Supplies

No cross stitch would be possible without the proper supplies, since they are the backbone of every cross stitch you do. Supplies can range from thread to fabric, or the type of needle you use. What’s great is that these are all fairly inexpensive, so you won’t have to break your bank to get the things you need to start cross stitching! The main supplies you use are:

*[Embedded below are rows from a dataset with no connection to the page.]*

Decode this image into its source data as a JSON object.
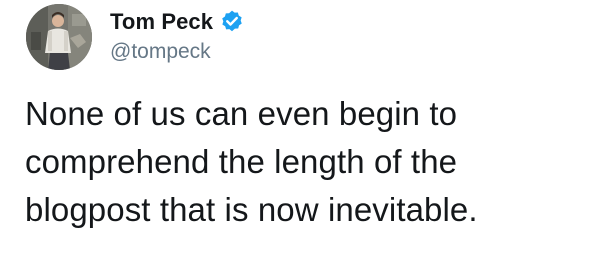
{
  "author": {
    "display_name": "Tom Peck",
    "handle": "@tompeck",
    "verified": true,
    "verified_icon": "verified-badge-icon",
    "verified_color": "#1da1f2"
  },
  "tweet": {
    "lines": [
      "None of us can even begin to",
      "comprehend the length of the",
      "blogpost that is now inevitable."
    ]
  }
}
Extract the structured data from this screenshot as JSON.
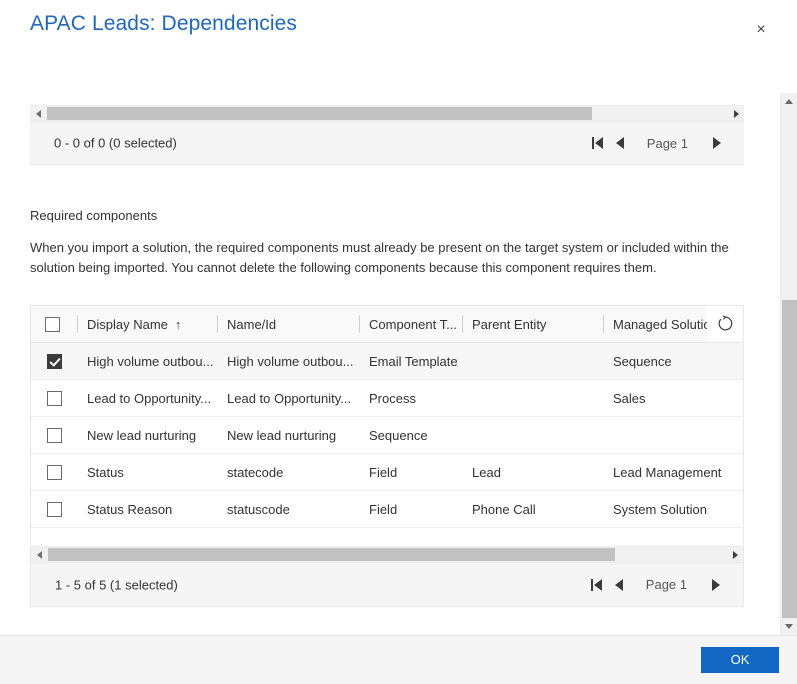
{
  "dialog": {
    "title": "APAC Leads: Dependencies",
    "close_label": "×"
  },
  "top_grid": {
    "pager": {
      "count_text": "0 - 0 of 0 (0 selected)",
      "page_label": "Page 1",
      "first_title": "First page",
      "prev_title": "Previous page",
      "next_title": "Next page"
    }
  },
  "required_section": {
    "label": "Required components",
    "description": "When you import a solution, the required components must already be present on the target system or included within the solution being imported. You cannot delete the following components because this component requires them."
  },
  "table": {
    "select_all_name": "select-all-checkbox",
    "refresh_icon": "refresh-spinner-icon",
    "columns": [
      {
        "label": "Display Name",
        "sort": "↑"
      },
      {
        "label": "Name/Id",
        "sort": ""
      },
      {
        "label": "Component T...",
        "sort": ""
      },
      {
        "label": "Parent Entity",
        "sort": ""
      },
      {
        "label": "Managed Solution",
        "sort": ""
      }
    ],
    "rows": [
      {
        "selected": true,
        "display_name": "High volume outbou...",
        "name_id": "High volume outbou...",
        "component_type": "Email Template",
        "parent_entity": "",
        "managed_solution": "Sequence"
      },
      {
        "selected": false,
        "display_name": "Lead to Opportunity...",
        "name_id": "Lead to Opportunity...",
        "component_type": "Process",
        "parent_entity": "",
        "managed_solution": "Sales"
      },
      {
        "selected": false,
        "display_name": "New lead nurturing",
        "name_id": "New lead nurturing",
        "component_type": "Sequence",
        "parent_entity": "",
        "managed_solution": ""
      },
      {
        "selected": false,
        "display_name": "Status",
        "name_id": "statecode",
        "component_type": "Field",
        "parent_entity": "Lead",
        "managed_solution": "Lead Management"
      },
      {
        "selected": false,
        "display_name": "Status Reason",
        "name_id": "statuscode",
        "component_type": "Field",
        "parent_entity": "Phone Call",
        "managed_solution": "System Solution"
      }
    ]
  },
  "bottom_grid": {
    "pager": {
      "count_text": "1 - 5 of 5 (1 selected)",
      "page_label": "Page 1",
      "first_title": "First page",
      "prev_title": "Previous page",
      "next_title": "Next page"
    }
  },
  "footer": {
    "ok_label": "OK"
  },
  "colors": {
    "title": "#2266bb",
    "primary_button": "#1268c3",
    "scroll_thumb": "#c1c1c1",
    "pager_bg": "#f5f5f5"
  }
}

1. Aida Cloth – This cloth is the main fabric you will use to sew your cross stitch pattern on, and is what I use in all of my cross stitch designs. It is a specially designed mesh fabric that has a grid of holes which form tiny squares to make it easy for cross stitching. The grid sizes have a variety of different sizes depending on what count the fabric is. Count in this case refers to the number of stitches that you can do per inch (ex. 14 count Aida cloth means that there will be 14 cross stitches per 1 inch). The larger the count number, the smaller the designs will be, since there are more stitches per inch. I usually use 14 count Aida cloth for each of my cross stitch designs. However, you can use any Aida cloth count for any cross stitch design, but you will have to keep in mind that a different count will change the size. Aida cloth is reasonably priced, and you can get some here.

 

2. Needles – For cross stitching you will be using embroidery needles for making the stitches. The needles  pictured above are one size of embroidery needle you can get that is specifically used for cross stitching or tapestry needlepoint. These are fairly inexpensive to get and can be found at any craft store. You can find some inexpensive needles that work great here.

 

3. Embroidery floss – This is what all cross stitch designs are made from. DMC is the biggest supplier of embroidery floss, and is my favorite brand to use. Their floss comes in an endless variety of colors in any shade you might imagine. The large number that is on the label with the barcode, tells you which color the embroidery floss is. Patterns will list these numbers as a part of the color list, and will then match it with a symbol that represents the color in the pattern.

 

4. Scissors – You will use scissors in a variety of ways ranging from cutting thread to cutting your fabric. There are scissors specifically designed for embroidery that can make very small cuts. I use EK Success Cutter Bee Precision Scissors, which are great for precision cutting such as cutting embroidery floss. They aren’t designed for embroidery, but do the job just as well.

 

5. Embroidery Hoop – This tool is used for keeping the fabric taught, so that there aren’t any creases in your fabric when cross stitching. It is composed of two hoops where one is placed underneath the fabric, and the other is placed on top of it. You then push the top one down on the fabric over the one underneath, and tighten the screw at the top to hold it in place. These hoops can also be used to frame your completed cross stitch. I often won’t cross stitch with a hoop, because I’ve found it to be harder on my wrists. Usually I put it on once I’m done, and just use it as a frame. Hoops usually don’t run more than $2 or $3 individually, and you can find a great deal on a set here.

6. DMC color chart – This is a just for fun tool that I love having! DMC created a color card that has every thread color that they have made. For people who are designing cross stitch patterns, this comes in handy because you don’t have to go to the store or buy each thread color to know what shade it is. Sometimes I like to open it up just so I can look at all of the colors.

 

Now that you know the supplies needed for cross stitching you’re ready to learn how to do it! The next part in the series will teach you how to prepare your fabric for stitching, which you can find here.

Happy stitching!

~Claire